People already know how to use CarPlay. That’s a huge advantage. There is nothing new to learn. If you are familiar with Siri and iOS, CarPlay is an extension of these technologies.
CarPlay is also upgradable. I own a car with a in-dash computer and, apart from mapping data, it can’t really be upgraded. It’s technically possible, but the controls are bound to physical buttons on the steering wheel and dash. Furthermore, there’s only so much the built-in computer can do. Improvements would require upgrading the hardware, which is built into the car.
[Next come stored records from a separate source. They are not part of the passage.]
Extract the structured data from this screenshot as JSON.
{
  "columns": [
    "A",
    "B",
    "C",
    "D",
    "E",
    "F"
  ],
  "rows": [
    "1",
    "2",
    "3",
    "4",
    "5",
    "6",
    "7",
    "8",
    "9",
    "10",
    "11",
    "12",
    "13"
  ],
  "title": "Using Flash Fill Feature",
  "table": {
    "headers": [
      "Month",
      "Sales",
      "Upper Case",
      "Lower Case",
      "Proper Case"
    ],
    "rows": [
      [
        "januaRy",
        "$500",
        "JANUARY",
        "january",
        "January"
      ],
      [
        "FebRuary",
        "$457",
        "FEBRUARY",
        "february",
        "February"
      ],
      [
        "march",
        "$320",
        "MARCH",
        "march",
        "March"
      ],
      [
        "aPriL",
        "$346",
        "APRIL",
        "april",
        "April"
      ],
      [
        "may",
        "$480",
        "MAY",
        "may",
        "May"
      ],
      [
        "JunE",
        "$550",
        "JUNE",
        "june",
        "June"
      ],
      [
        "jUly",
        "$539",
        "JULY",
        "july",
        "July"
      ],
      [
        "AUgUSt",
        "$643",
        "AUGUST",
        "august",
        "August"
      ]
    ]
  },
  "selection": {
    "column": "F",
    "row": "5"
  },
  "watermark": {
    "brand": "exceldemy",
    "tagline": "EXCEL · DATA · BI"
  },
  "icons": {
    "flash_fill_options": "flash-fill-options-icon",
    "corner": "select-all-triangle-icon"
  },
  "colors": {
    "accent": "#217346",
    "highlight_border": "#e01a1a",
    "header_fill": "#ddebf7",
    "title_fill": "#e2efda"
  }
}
That’s not a great idea.
One major advantage of CarPlay is that the in-car component is really just a screen and conduit. The iPhone is the brain. You can upgrade the software on your iPhone, and even get a new iPhone. CarPlay will improve with each upgrade. It’s a brilliant system design. After all, people will often keep a car for 5-10 years. In that time, they may upgrade their iPhone several times. The technology in my car is only a few years old, but it is already obsolete. I have to buy a new car to upgrade it, or pursue some after-market solution. Even if your in-car computer is software-upgradable, the hardware limits upgradability. When new wireless networking standards emerge, a built-in computer can’t be upgraded. That’s the brilliance of CarPlay. The iPhone does the heavy lifting. It can be replaced. That’s far easier than upgrading built-in hardware.
Apple’s CarPlay has catapulted the Cupertino tech giant into the lead of automotive computing. The next step may likely be your home and livingroom. With improvements in Apple TV on the horizon and hints at home automation, Apple is destined to become an even larger part of many people’s lives. Let’s face it — the iPhone’s sales have plateaued. Apple is overdue for defining new categories of products. 2014 is going to be an exciting year for those who use Apple technology.